The discipline of science, as a counterbalance to religious study, also came to the forefront during the Enlightenment. Many schools and universities were founded for the purpose of furthering teachings, and great thinkers like Isaac Newton became prominent during this time. Buildings like salons and coffeehouses also became popular, as they served as a place for educated people to come together and have public discussions about different ideas and concepts.
The peak, and what many would see as the start of the decline, of Enlightenment thinking was marked by the American and French Revolutions, which took place close together. Monarchy, which was largely based on the concept of divine right, went under greater scrutiny as the great thinkers of the era began to demand more logic and representation in their systems of government. This led to revolutions, but also the beginning of the end as we know it for the Enlightenment.
In many ways, the interest in reason stoked the desire for opposing ideologies, based in emotion and feeling. These explorations would lead to a cultural shift toward the concept of Romanticism. At the same time, many of the societies born out of Enlightenment thinking were having growing pains. The Reign of Terror in France is a key example, and the fledgling United States was not without its share of issues. Not to mention, this is also blighted as the time where the slave trade was at its highest internationally, with slaves being shipped from Africa to colonies across the globe.
The Enlightenment’s Legacy
Even though Enlightenment-style thinking is not as commonplace as it was at the movement’s peak, the remnants of the era are all around us. The scientific theories of figures like Newton are still powering a lot of our work today, and the same can be said for other fields, like economics. Not to mention, the French and American Revolutions created political ripple effects that helped to construct most of the modern world. Indeed, western political culture as we know it, with fundamental theories like the social contract and the right to life, liberty, and prosperity, all have their roots in this era.
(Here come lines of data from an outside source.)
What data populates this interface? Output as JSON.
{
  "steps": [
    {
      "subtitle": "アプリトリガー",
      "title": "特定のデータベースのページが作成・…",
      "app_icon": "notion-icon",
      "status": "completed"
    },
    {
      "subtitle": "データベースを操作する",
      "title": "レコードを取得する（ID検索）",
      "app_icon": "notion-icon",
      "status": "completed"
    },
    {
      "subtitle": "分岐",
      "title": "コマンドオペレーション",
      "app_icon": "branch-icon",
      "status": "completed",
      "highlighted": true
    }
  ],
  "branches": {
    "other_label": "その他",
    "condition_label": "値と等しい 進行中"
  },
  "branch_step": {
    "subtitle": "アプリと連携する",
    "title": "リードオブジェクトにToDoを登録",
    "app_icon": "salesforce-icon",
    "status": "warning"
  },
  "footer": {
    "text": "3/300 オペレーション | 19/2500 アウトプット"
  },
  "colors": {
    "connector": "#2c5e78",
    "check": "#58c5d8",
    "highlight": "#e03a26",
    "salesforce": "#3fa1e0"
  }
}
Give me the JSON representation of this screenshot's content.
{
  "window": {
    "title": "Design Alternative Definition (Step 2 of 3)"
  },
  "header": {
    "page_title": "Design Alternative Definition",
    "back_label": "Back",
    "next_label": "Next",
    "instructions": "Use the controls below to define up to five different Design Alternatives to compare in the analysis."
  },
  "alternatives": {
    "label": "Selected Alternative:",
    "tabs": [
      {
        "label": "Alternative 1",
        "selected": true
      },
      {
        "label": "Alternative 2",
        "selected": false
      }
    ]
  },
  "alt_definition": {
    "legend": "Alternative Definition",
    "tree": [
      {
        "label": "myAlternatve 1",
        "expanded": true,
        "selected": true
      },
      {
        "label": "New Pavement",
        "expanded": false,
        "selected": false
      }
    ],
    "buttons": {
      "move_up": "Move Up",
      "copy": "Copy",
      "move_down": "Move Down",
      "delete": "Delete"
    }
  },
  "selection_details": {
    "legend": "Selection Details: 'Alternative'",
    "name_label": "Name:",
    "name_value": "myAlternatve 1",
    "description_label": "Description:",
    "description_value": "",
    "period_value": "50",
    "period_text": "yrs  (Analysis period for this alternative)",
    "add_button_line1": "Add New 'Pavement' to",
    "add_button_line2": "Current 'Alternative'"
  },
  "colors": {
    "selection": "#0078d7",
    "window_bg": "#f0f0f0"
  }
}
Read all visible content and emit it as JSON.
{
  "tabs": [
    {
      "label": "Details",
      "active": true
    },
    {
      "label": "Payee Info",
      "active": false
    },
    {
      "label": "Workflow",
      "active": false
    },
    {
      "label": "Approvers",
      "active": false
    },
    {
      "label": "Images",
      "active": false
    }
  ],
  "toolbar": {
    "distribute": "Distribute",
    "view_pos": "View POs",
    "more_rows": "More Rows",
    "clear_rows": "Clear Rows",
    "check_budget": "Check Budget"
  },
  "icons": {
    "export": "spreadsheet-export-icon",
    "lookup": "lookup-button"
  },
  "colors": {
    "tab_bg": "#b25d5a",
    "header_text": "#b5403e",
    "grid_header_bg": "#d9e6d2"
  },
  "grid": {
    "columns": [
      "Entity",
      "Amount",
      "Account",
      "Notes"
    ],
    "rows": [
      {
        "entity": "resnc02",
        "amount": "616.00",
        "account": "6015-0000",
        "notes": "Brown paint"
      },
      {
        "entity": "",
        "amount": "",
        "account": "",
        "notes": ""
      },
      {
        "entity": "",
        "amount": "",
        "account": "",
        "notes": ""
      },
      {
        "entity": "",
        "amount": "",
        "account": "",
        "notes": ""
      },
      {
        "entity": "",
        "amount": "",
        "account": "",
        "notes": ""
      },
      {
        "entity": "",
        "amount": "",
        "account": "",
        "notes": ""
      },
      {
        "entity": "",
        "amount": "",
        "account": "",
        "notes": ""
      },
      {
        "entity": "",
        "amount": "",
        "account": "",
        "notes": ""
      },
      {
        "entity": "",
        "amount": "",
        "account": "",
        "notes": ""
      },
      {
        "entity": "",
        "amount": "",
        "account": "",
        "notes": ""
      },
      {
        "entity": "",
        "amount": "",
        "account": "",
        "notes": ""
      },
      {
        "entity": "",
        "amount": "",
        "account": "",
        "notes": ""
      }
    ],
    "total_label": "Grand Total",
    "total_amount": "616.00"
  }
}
Brush up on your knowledge about Enlightenment figures with these quizzes: